*TASK DETAILS*: Exact copy, no pictures: repeat the data that follows.

Dataset rows for apps and sites
[Start of Attachment]

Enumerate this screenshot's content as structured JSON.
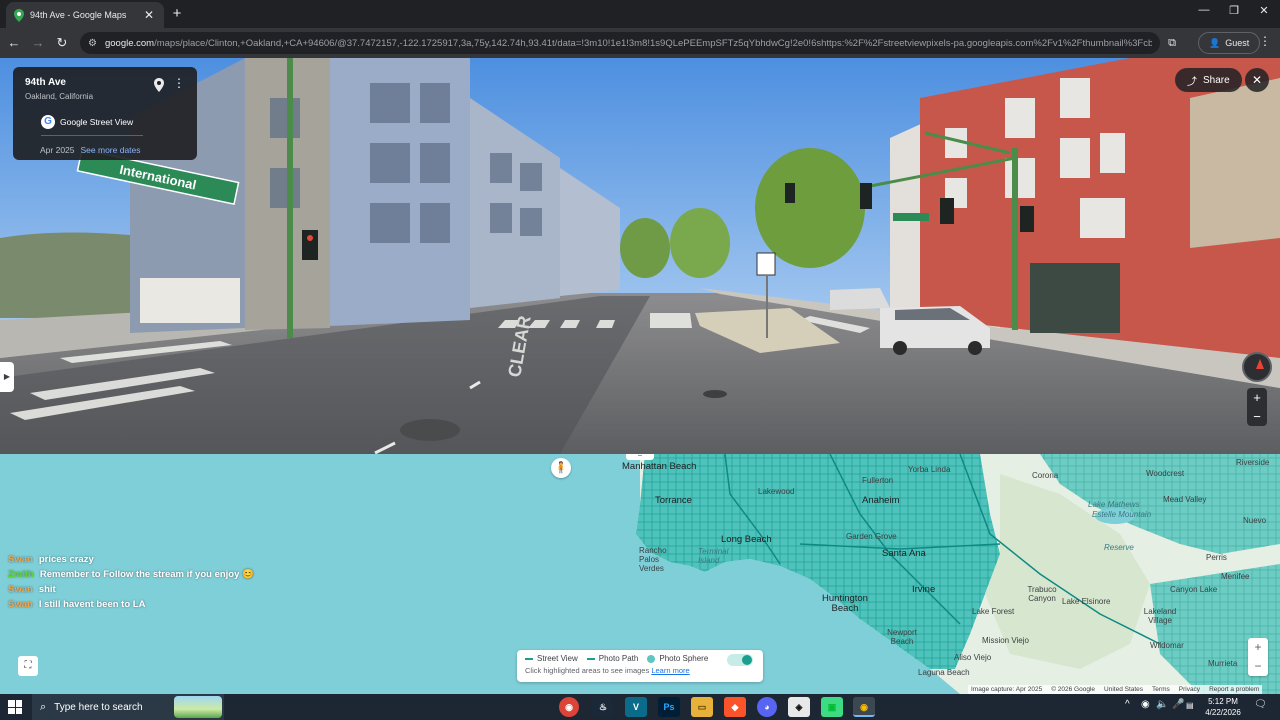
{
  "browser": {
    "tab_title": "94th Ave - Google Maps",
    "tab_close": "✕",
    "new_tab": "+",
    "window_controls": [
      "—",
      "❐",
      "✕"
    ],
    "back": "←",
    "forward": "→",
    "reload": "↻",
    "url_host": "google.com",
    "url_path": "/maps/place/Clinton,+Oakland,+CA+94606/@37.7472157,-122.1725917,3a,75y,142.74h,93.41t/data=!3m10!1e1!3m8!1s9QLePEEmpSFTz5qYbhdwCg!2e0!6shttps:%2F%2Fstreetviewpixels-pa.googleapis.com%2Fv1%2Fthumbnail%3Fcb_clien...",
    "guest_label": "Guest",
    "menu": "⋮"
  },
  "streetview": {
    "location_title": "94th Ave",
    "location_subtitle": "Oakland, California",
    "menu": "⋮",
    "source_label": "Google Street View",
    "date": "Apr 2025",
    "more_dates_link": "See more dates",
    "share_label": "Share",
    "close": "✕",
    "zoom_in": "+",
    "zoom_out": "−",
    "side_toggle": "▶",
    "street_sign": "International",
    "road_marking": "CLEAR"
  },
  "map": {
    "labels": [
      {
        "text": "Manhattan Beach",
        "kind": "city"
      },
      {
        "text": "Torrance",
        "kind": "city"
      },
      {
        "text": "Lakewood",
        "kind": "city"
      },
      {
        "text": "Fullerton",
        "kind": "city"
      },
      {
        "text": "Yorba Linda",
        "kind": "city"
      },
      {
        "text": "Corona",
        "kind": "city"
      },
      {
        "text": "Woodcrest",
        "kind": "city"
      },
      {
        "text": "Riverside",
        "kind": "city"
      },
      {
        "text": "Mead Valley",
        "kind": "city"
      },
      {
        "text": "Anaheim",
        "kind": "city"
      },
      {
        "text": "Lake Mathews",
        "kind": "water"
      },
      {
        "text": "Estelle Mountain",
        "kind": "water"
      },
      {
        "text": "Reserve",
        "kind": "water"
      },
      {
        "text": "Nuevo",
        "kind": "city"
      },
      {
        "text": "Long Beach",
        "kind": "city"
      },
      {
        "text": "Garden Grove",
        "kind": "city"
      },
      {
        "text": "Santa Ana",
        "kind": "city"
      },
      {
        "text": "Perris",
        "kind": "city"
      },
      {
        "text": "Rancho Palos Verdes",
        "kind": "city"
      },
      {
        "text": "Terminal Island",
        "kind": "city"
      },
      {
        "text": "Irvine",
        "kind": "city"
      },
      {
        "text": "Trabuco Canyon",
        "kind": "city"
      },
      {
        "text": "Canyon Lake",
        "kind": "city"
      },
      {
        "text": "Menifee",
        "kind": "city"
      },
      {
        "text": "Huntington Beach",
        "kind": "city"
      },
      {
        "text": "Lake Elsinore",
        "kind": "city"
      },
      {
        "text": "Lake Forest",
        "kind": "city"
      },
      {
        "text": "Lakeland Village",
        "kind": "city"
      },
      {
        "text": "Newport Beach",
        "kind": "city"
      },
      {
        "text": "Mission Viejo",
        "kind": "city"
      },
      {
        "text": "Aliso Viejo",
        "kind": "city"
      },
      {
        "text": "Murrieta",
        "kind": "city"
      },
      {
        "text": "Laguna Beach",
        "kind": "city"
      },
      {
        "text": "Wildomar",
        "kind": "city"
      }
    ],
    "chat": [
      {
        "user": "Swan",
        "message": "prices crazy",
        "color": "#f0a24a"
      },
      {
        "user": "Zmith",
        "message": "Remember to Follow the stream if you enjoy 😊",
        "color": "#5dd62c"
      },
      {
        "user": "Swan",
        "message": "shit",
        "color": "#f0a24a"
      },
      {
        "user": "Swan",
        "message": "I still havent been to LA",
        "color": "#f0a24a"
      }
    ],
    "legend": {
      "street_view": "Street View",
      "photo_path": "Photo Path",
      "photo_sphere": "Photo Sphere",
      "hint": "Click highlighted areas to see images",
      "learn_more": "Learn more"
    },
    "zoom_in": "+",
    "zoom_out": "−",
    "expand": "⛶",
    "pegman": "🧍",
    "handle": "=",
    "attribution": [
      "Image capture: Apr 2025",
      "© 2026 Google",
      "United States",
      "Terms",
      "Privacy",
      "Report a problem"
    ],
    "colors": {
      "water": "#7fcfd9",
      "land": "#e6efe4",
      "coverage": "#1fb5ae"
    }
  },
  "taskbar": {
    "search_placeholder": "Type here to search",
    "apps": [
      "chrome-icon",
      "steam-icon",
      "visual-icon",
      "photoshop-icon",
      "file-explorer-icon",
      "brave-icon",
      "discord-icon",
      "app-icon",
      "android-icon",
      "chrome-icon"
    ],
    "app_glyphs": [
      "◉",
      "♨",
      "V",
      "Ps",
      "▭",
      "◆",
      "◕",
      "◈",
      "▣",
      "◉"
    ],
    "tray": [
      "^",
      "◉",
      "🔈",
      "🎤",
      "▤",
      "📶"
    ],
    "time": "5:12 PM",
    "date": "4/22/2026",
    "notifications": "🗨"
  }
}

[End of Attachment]

*PROBLEM SOLUTION*:
Enumerate this screenshot's content as structured JSON.
{
  "browser": {
    "tab_title": "94th Ave - Google Maps",
    "tab_close": "✕",
    "new_tab": "+",
    "window_controls": [
      "—",
      "❐",
      "✕"
    ],
    "back": "←",
    "forward": "→",
    "reload": "↻",
    "url_host": "google.com",
    "url_path": "/maps/place/Clinton,+Oakland,+CA+94606/@37.7472157,-122.1725917,3a,75y,142.74h,93.41t/data=!3m10!1e1!3m8!1s9QLePEEmpSFTz5qYbhdwCg!2e0!6shttps:%2F%2Fstreetviewpixels-pa.googleapis.com%2Fv1%2Fthumbnail%3Fcb_clien...",
    "guest_label": "Guest",
    "menu": "⋮"
  },
  "streetview": {
    "location_title": "94th Ave",
    "location_subtitle": "Oakland, California",
    "menu": "⋮",
    "source_label": "Google Street View",
    "date": "Apr 2025",
    "more_dates_link": "See more dates",
    "share_label": "Share",
    "close": "✕",
    "zoom_in": "+",
    "zoom_out": "−",
    "side_toggle": "▶",
    "street_sign": "International",
    "road_marking": "CLEAR"
  },
  "map": {
    "labels": [
      {
        "text": "Manhattan Beach",
        "kind": "city"
      },
      {
        "text": "Torrance",
        "kind": "city"
      },
      {
        "text": "Lakewood",
        "kind": "city"
      },
      {
        "text": "Fullerton",
        "kind": "city"
      },
      {
        "text": "Yorba Linda",
        "kind": "city"
      },
      {
        "text": "Corona",
        "kind": "city"
      },
      {
        "text": "Woodcrest",
        "kind": "city"
      },
      {
        "text": "Riverside",
        "kind": "city"
      },
      {
        "text": "Mead Valley",
        "kind": "city"
      },
      {
        "text": "Anaheim",
        "kind": "city"
      },
      {
        "text": "Lake Mathews",
        "kind": "water"
      },
      {
        "text": "Estelle Mountain",
        "kind": "water"
      },
      {
        "text": "Reserve",
        "kind": "water"
      },
      {
        "text": "Nuevo",
        "kind": "city"
      },
      {
        "text": "Long Beach",
        "kind": "city"
      },
      {
        "text": "Garden Grove",
        "kind": "city"
      },
      {
        "text": "Santa Ana",
        "kind": "city"
      },
      {
        "text": "Perris",
        "kind": "city"
      },
      {
        "text": "Rancho Palos Verdes",
        "kind": "city"
      },
      {
        "text": "Terminal Island",
        "kind": "city"
      },
      {
        "text": "Irvine",
        "kind": "city"
      },
      {
        "text": "Trabuco Canyon",
        "kind": "city"
      },
      {
        "text": "Canyon Lake",
        "kind": "city"
      },
      {
        "text": "Menifee",
        "kind": "city"
      },
      {
        "text": "Huntington Beach",
        "kind": "city"
      },
      {
        "text": "Lake Elsinore",
        "kind": "city"
      },
      {
        "text": "Lake Forest",
        "kind": "city"
      },
      {
        "text": "Lakeland Village",
        "kind": "city"
      },
      {
        "text": "Newport Beach",
        "kind": "city"
      },
      {
        "text": "Mission Viejo",
        "kind": "city"
      },
      {
        "text": "Aliso Viejo",
        "kind": "city"
      },
      {
        "text": "Murrieta",
        "kind": "city"
      },
      {
        "text": "Laguna Beach",
        "kind": "city"
      },
      {
        "text": "Wildomar",
        "kind": "city"
      }
    ],
    "chat": [
      {
        "user": "Swan",
        "message": "prices crazy",
        "color": "#f0a24a"
      },
      {
        "user": "Zmith",
        "message": "Remember to Follow the stream if you enjoy 😊",
        "color": "#5dd62c"
      },
      {
        "user": "Swan",
        "message": "shit",
        "color": "#f0a24a"
      },
      {
        "user": "Swan",
        "message": "I still havent been to LA",
        "color": "#f0a24a"
      }
    ],
    "legend": {
      "street_view": "Street View",
      "photo_path": "Photo Path",
      "photo_sphere": "Photo Sphere",
      "hint": "Click highlighted areas to see images",
      "learn_more": "Learn more"
    },
    "zoom_in": "+",
    "zoom_out": "−",
    "expand": "⛶",
    "pegman": "🧍",
    "handle": "=",
    "attribution": [
      "Image capture: Apr 2025",
      "© 2026 Google",
      "United States",
      "Terms",
      "Privacy",
      "Report a problem"
    ],
    "colors": {
      "water": "#7fcfd9",
      "land": "#e6efe4",
      "coverage": "#1fb5ae"
    }
  },
  "taskbar": {
    "search_placeholder": "Type here to search",
    "apps": [
      "chrome-icon",
      "steam-icon",
      "visual-icon",
      "photoshop-icon",
      "file-explorer-icon",
      "brave-icon",
      "discord-icon",
      "app-icon",
      "android-icon",
      "chrome-icon"
    ],
    "app_glyphs": [
      "◉",
      "♨",
      "V",
      "Ps",
      "▭",
      "◆",
      "◕",
      "◈",
      "▣",
      "◉"
    ],
    "tray": [
      "^",
      "◉",
      "🔈",
      "🎤",
      "▤",
      "📶"
    ],
    "time": "5:12 PM",
    "date": "4/22/2026",
    "notifications": "🗨"
  }
}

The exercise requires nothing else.